Meet Kathy D.
“I thought I would try it out for a year or so.”
That is what Kathy Davidson says now when she reflects on starting her employment at LBSA.
That was the spring of 1979.
The first time Kathy heard the name Laura Baker was during her college years. At that time, it was still Laura Baker School. While working on her Social Work degree at Minnesota State University, Mankato, Kathy worked part time for an organization in Shakopee that provided services to individuals with developmental disabilities. Some of the staff at that facility brought their clients to Northfield to attend a music festival hosted by LBSA. She smiles recalling the reaction from her colleagues returning from LBSA. “They use real linen napkins there!”
Kathy says LBSA has always been a great company to work for. One reason she cites is the flexibility that LBSA has provided with scheduling and accommodations. “After my kids were born, I was allowed to come back part time which really made a difference.” Another reason is the importance the organization places on treating people with respect, including clients, employees and family members. “The emphasis on respect is in large part due to Sandi’s [Executive Director Sandi Gerdes] leadership.” She adds, “It’s a standard she’s expected everyone to maintain.”
During her 40+ years at LBSA, Kathy has worked in various roles, including direct support, behavior analyst and in 2012 she began her current role as Program Director of Community Services (CS). She has seen a lot of change happen at LBSA over the years. The main buildings on the Oak Street campus no longer exist and have been replaced by new and updated cottages and a new administrative building. The CS program which began in the late 1980s, has grown from operating a single home in the community to a program that maintains six houses and also provides services to individuals in their own apartments or homes.
In addition to programmatic changes at LBSA, Kathy has seen some significant changes in the industry since she started. She says the types of clients that LBSA works with have changed. “We work with clients now who have more complex needs and more severe disabilities.” This includes individuals who have medical and behavioral issues that require more specialized support. Kathy says this can pose a challenge when it comes to staffing. Direct support is not an easy profession and it doesn’t pay what it should, given the amount of expertise and training required to help support clients. Kathy says that lack of funding to support direct support professionals is another significant industry change. Medicaid reimbursement rates, which LBSA relies on for operating revenue, have been frozen since 2014. In 2018, LBSA received its first reduction in Medicaid reimbursement rates. “We, as a society, need to value human lives enough to put the necessary money behind services.” She adds, “The staff here is amazing. It’s complicated work.”
Sandi Gerdes says there are many things that amaze her about Kathy.
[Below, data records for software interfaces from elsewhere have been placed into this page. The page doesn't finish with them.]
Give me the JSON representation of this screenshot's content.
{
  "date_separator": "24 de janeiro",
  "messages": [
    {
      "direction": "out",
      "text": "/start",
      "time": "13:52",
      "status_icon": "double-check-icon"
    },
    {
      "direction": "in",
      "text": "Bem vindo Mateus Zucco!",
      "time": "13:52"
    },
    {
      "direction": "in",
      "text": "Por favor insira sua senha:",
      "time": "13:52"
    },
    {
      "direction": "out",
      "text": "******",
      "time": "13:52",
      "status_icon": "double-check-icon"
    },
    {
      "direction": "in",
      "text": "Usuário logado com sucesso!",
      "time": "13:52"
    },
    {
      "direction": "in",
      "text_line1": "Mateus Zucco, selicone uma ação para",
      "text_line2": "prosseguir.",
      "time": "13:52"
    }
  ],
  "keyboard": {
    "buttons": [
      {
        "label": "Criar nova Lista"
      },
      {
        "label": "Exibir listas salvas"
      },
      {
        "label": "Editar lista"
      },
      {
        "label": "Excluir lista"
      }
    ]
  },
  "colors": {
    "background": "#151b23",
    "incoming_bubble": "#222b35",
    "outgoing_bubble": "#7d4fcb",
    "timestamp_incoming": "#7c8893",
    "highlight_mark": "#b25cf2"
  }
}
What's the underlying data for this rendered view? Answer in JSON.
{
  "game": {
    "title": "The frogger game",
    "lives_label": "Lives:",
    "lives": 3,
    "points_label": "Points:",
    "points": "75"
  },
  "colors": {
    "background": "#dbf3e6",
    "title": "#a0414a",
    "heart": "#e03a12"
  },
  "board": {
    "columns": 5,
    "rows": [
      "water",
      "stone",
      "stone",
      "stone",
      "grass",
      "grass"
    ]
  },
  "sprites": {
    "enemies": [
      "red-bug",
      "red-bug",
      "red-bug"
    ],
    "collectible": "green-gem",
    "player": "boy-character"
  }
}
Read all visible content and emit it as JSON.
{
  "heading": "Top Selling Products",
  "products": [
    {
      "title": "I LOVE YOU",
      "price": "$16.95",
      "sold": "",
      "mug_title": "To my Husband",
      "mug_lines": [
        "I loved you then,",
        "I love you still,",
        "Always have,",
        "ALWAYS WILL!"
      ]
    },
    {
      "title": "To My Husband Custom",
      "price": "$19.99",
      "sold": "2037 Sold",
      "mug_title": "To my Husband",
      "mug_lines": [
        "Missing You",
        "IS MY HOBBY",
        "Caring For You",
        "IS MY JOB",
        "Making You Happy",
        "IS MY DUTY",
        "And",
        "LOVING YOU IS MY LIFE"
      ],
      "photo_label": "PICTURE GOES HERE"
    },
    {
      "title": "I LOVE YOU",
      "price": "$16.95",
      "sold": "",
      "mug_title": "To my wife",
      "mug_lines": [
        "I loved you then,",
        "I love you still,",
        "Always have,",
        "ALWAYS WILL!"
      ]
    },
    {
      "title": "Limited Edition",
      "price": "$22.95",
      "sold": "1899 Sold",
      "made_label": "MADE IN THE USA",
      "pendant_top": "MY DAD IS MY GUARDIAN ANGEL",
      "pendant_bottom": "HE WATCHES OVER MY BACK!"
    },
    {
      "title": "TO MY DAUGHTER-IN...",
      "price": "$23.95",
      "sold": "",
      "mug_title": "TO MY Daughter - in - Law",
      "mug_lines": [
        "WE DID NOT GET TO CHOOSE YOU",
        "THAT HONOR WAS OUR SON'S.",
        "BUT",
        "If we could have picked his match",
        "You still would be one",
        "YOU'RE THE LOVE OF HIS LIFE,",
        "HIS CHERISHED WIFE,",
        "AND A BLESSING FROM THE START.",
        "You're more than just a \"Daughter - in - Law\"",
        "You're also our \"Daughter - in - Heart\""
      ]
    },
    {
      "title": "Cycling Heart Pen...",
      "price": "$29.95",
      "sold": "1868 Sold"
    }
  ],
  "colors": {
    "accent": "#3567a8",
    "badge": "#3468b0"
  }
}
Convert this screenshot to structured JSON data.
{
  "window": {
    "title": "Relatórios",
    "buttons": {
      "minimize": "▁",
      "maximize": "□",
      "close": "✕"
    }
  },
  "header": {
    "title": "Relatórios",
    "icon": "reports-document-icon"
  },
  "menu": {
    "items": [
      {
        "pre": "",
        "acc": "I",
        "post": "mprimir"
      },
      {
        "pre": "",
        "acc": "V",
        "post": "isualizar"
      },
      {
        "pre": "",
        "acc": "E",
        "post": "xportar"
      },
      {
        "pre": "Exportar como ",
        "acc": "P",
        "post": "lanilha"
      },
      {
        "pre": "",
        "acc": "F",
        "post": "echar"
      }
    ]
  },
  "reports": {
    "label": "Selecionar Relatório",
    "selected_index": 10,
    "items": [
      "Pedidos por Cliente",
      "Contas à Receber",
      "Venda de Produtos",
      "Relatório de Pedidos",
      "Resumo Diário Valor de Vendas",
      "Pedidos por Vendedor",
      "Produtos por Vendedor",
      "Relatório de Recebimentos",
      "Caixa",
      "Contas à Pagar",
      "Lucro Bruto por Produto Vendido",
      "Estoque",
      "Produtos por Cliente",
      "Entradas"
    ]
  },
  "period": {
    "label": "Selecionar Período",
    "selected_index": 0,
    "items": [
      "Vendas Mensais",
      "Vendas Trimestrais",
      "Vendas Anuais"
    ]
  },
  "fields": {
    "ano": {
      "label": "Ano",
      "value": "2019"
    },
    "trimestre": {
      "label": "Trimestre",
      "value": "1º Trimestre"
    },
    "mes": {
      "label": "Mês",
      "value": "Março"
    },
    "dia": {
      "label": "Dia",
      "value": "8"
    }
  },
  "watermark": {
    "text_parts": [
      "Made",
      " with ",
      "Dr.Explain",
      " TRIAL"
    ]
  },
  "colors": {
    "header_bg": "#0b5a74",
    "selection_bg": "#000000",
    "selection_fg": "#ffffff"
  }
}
One trait that stands out most is her blend of compassion and advocacy. “Kathy often sees the good in people that others may be challenged to see,” Sandi shares. “She has a heart of gold, and she’s not afraid to stand up for what she believes in.”